What Is Cancer Staging?


Knowing the stage, or extent, of cancer helps a doctor plan treatment and predict the chance of recovery.

When cancer is diagnosed, one of the key pieces of information a doctor needs is the stage of the cancer. Staging is a process to find out how severe the cancer is. This is done by discovering how far the cancer has spread from its original location.

Staging is important because it:

  • Helps a doctor plan treatment
  • Can be used to predict the chance of recovery (prognosis)
  • Can help identify studies of new treatments (clinical trials) the person might qualify for

To determine the stage of a cancer, doctors may use results from many sources, such as:

  • Physical exams, which can help the doctor locate the tumor
  • Imaging tests such as x-rays, ultrasounds, CAT scans, MRIs or PET scans
  • Lab tests, such as tests of blood, urine and other fluids
  • Pathology reports based on taking tissue samples (biopsies) and examining them under a microscope
  • Surgical reports, which can provide specific information on the tumor and lymph nodes after surgery

The stage is then designated using the staging systems below.

Staging systems
The stage is a shorthand way to describe whether and where cancer has spread. Doctors often use the following systems to convey this information.

TNM staging
TNM staging is the most commonly used system. It has three elements: T for tumor, N for node and M for metastasis. Within each of these categories, numbers are used to denote the size or extent of the tumor and how much the cancer has spread. A larger number means a larger or more extensive tumor.

T describes the tumor itself.
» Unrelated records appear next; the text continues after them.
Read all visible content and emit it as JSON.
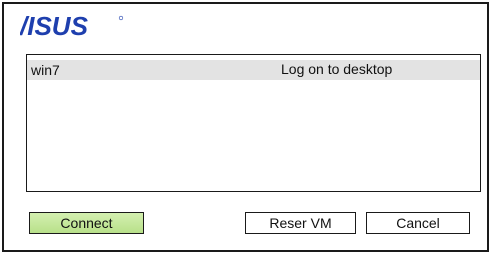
{
  "brand": {
    "logo_text": "/ISUS",
    "logo_color": "#1e3fae"
  },
  "vm_list": {
    "rows": [
      {
        "name": "win7",
        "action": "Log on to desktop"
      }
    ]
  },
  "buttons": {
    "connect": "Connect",
    "reset_vm": "Reser VM",
    "cancel": "Cancel"
  },
  "colors": {
    "row_highlight": "#e3e3e3",
    "connect_button": "#c6e89c"
  }
}
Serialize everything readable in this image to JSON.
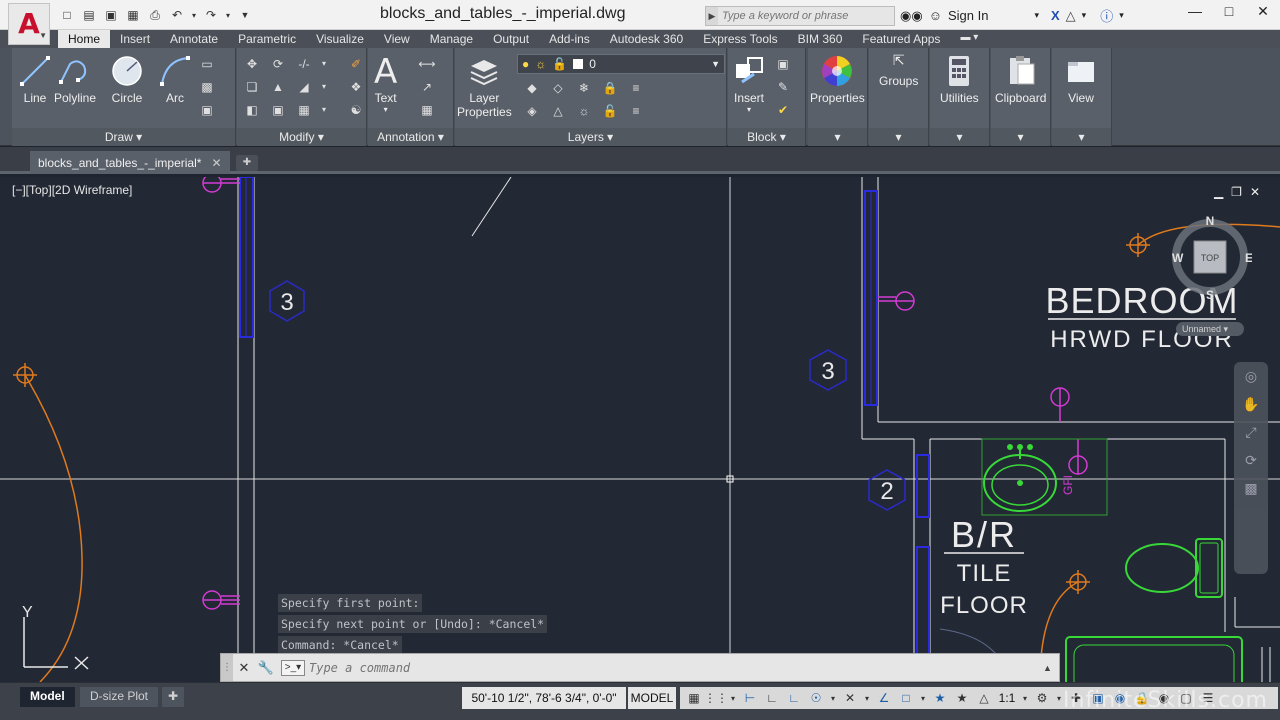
{
  "titlebar": {
    "doc_title": "blocks_and_tables_-_imperial.dwg",
    "search_placeholder": "Type a keyword or phrase",
    "sign_in": "Sign In"
  },
  "ribbon_tabs": [
    "Home",
    "Insert",
    "Annotate",
    "Parametric",
    "Visualize",
    "View",
    "Manage",
    "Output",
    "Add-ins",
    "Autodesk 360",
    "Express Tools",
    "BIM 360",
    "Featured Apps"
  ],
  "ribbon": {
    "draw": {
      "title": "Draw",
      "line": "Line",
      "polyline": "Polyline",
      "circle": "Circle",
      "arc": "Arc"
    },
    "modify": {
      "title": "Modify"
    },
    "annotation": {
      "title": "Annotation",
      "text": "Text"
    },
    "layers": {
      "title": "Layers",
      "layer_properties_1": "Layer",
      "layer_properties_2": "Properties",
      "current_layer": "0"
    },
    "block": {
      "title": "Block",
      "insert": "Insert"
    },
    "properties": "Properties",
    "groups": "Groups",
    "utilities": "Utilities",
    "clipboard": "Clipboard",
    "view": "View"
  },
  "file_tab": "blocks_and_tables_-_imperial*",
  "viewport": {
    "label": "[−][Top][2D Wireframe]",
    "compass": {
      "n": "N",
      "s": "S",
      "e": "E",
      "w": "W",
      "top": "TOP",
      "ucs": "Unnamed"
    }
  },
  "drawing_text": {
    "bedroom": "BEDROOM",
    "hrwd_floor": "HRWD FLOOR",
    "br": "B/R",
    "tile": "TILE",
    "floor": "FLOOR",
    "gfi": "GFI",
    "tag_3a": "3",
    "tag_3b": "3",
    "tag_2": "2",
    "axis_y": "Y"
  },
  "command": {
    "history": [
      "Specify first point:",
      "Specify next point or [Undo]: *Cancel*",
      "Command: *Cancel*"
    ],
    "placeholder": "Type a command"
  },
  "status": {
    "tabs": [
      "Model",
      "D-size Plot"
    ],
    "coords": "50'-10 1/2\", 78'-6 3/4\", 0'-0\"",
    "model": "MODEL",
    "scale": "1:1"
  },
  "watermark": "InfiniteSkills.com",
  "colors": {
    "canvas": "#222834",
    "walls": "#e8e8e8",
    "magenta": "#d43ad4",
    "orange": "#e07a1c",
    "green": "#38d838",
    "blue_tag": "#2a2ac8"
  }
}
  • TX: Primary tumor cannot be evaluated
  • T0: No evidence of primary tumor
  • Tis: Carcinoma in situ (early cancer that has not spread to neighboring tissue)
  • T1, T2, T3, T4: Size and/or extent of the primary tumor

N describes the involvement of lymph nodes around the tumor.

  • NX: Regional lymph nodes cannot be evaluated
  • N0: No regional lymph node involvement (no cancer found in the lymph nodes)
  • N1, N2, N3: Involvement of regional lymph nodes (number and/or extent of spread)

M describes metastasis, or whether the cancer has spread to other parts of the body.

  • MX: Distant metastasis cannot be evaluated
  • M0: No distant metastasis (cancer has not spread to other parts of the body)
  • M1: Distant metastasis (cancer has spread to distant parts of the body)

The TNM system is used for most types of cancer. But the letters and numbers may not mean the same thing for different types of cancer. The TNM system is not used for some types of cancer, such as cancers of the blood and brain.

Roman numeral staging
The TNM information is often combined into an overall stage that uses Roman numerals. Most cancers have four stages (I-IV). Some also have a stage 0. The smaller the number, the easier the cancer is to treat and the better the prognosis.

  • Stage 0: Early cancer that has not spread to neighboring tissue (carcinoma in situ)
  • Stage I: Cancer that is small, has not invaded deeply into nearby tissues and has not spread to lymph nodes or other tissues
  • Stage II: Cancer that has spread into surrounding tissues but not beyond the area where it started
  • Stage III: Cancer that has spread to nearby lymph nodes

Stage IV: Cancer that has metastasized (spread) to other parts of the body




© UnitedHealthcare